To put it lightly, wine hangovers are the worst thing ever. After polishing off a bottle of your favorite red, the next morning is a foggy haze of nausea, a headache that may or may not split your forehead open, and an unshakable feeling that your neighbor has been playing "Call Me Maybe" on repeat all night just to torture you.
Instead of giving up your favorite Pinot Noir, the scientists at the University of Illinois are here to help. They've created a modified yeast that could actually reduce the elements in wine that cause a hangover.
Yong-Su Jin, an associate professor of microbial genomics at the university, and his team, developed a way to engineer Saccharomyces cerevisiae, a species of yeast often used to ferment beer and wine.
"Wine, for instance, contains the healthful component resveratrol," Jin said in a release. "With engineered yeast, we could increase the amount of resveratrol in a variety of wine by 10 times or more."
Using an enzyme that acts as a "genome knife," capable of cutting across multiple copies of genes to create mutations, it is also possible to add ginseng, say, or other beneficial components to the wine yeast, Jin said.
"Scientists need to create designed mutations to determine the function of specific genes," said Jin. "Say we have a yeast that produces a wine with great flavor and we want to know why. We delete one gene, then another, until the distinctive flavor is gone, and we know we've isolated the gene responsible for that characteristic."

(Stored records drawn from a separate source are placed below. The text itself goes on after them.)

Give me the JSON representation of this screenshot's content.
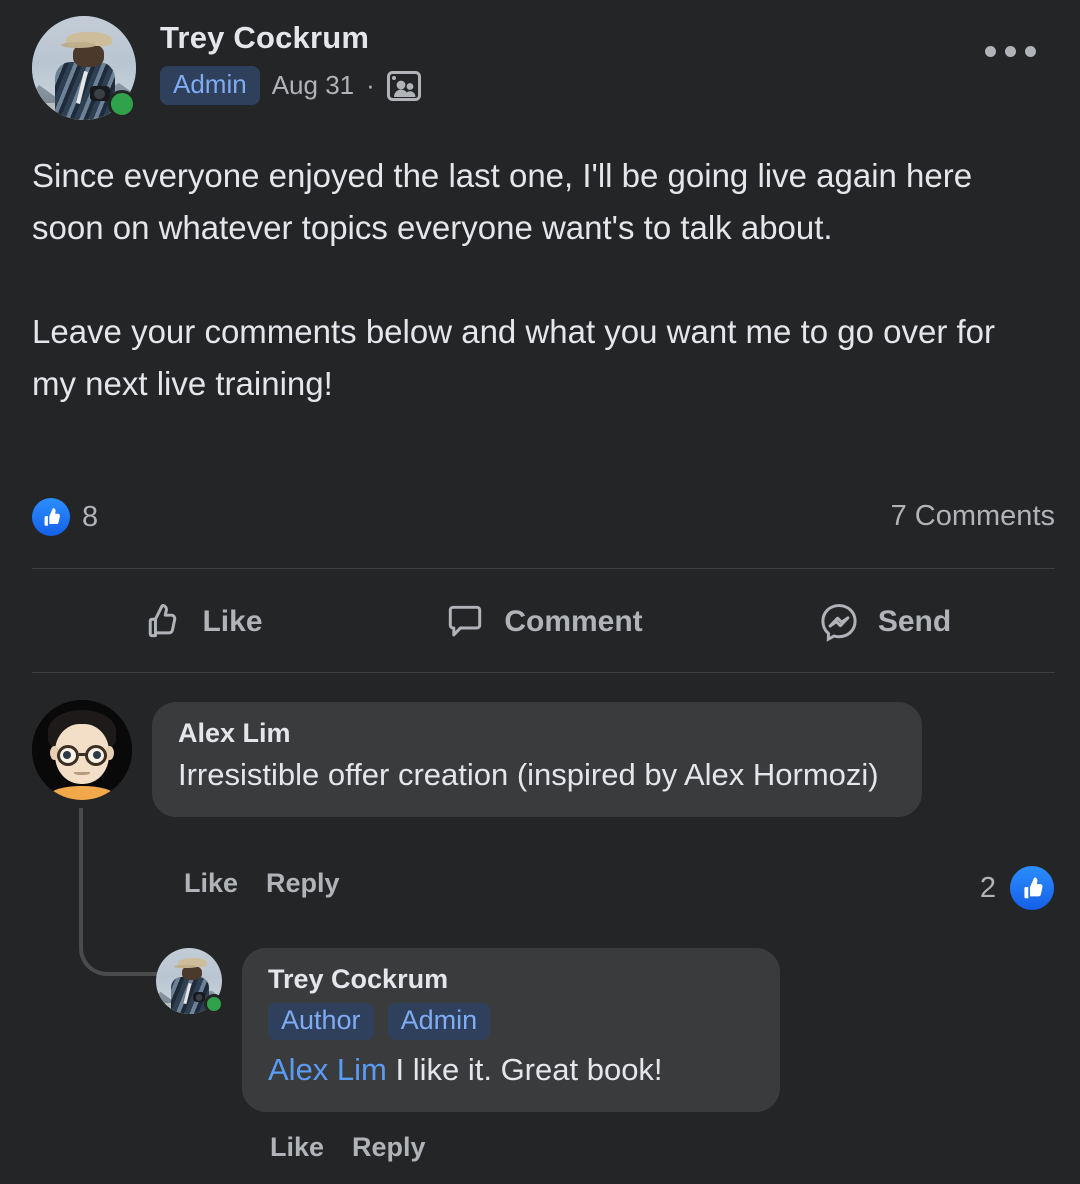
{
  "post": {
    "author": "Trey Cockrum",
    "badge": "Admin",
    "date": "Aug 31",
    "separator": "·",
    "audience_icon": "group-members-icon",
    "menu_icon": "more-options-icon",
    "body": "Since everyone enjoyed the last one, I'll be going live again here soon on whatever topics everyone want's to talk about.\n\nLeave your comments below and what you want me to go over for my next live training!",
    "reaction_icon": "like-reaction-icon",
    "reaction_count": "8",
    "comments_count": "7 Comments"
  },
  "actions": [
    {
      "label": "Like",
      "icon": "thumbs-up-outline-icon"
    },
    {
      "label": "Comment",
      "icon": "speech-bubble-icon"
    },
    {
      "label": "Send",
      "icon": "messenger-icon"
    }
  ],
  "comments": [
    {
      "author": "Alex Lim",
      "avatar_icon": "cartoon-avatar-icon",
      "text": "Irresistible offer creation (inspired by Alex Hormozi)",
      "like_label": "Like",
      "reply_label": "Reply",
      "like_count": "2",
      "like_icon": "like-reaction-icon"
    }
  ],
  "reply": {
    "author": "Trey Cockrum",
    "avatar_icon": "photo-avatar-icon",
    "badges": [
      "Author",
      "Admin"
    ],
    "mention": "Alex Lim",
    "text": " I like it. Great book!",
    "like_label": "Like",
    "reply_label": "Reply"
  },
  "colors": {
    "page_bg": "#242526",
    "bubble_bg": "#3a3b3c",
    "badge_bg": "#2f405c",
    "badge_text": "#7fabf2",
    "accent_blue": "#1877f2",
    "online_green": "#31a24c",
    "primary_text": "#e4e6eb",
    "secondary_text": "#b0b3b8",
    "divider": "#3e4042"
  }
}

Now if someone could just get to work on making a hangover-free dirty martini.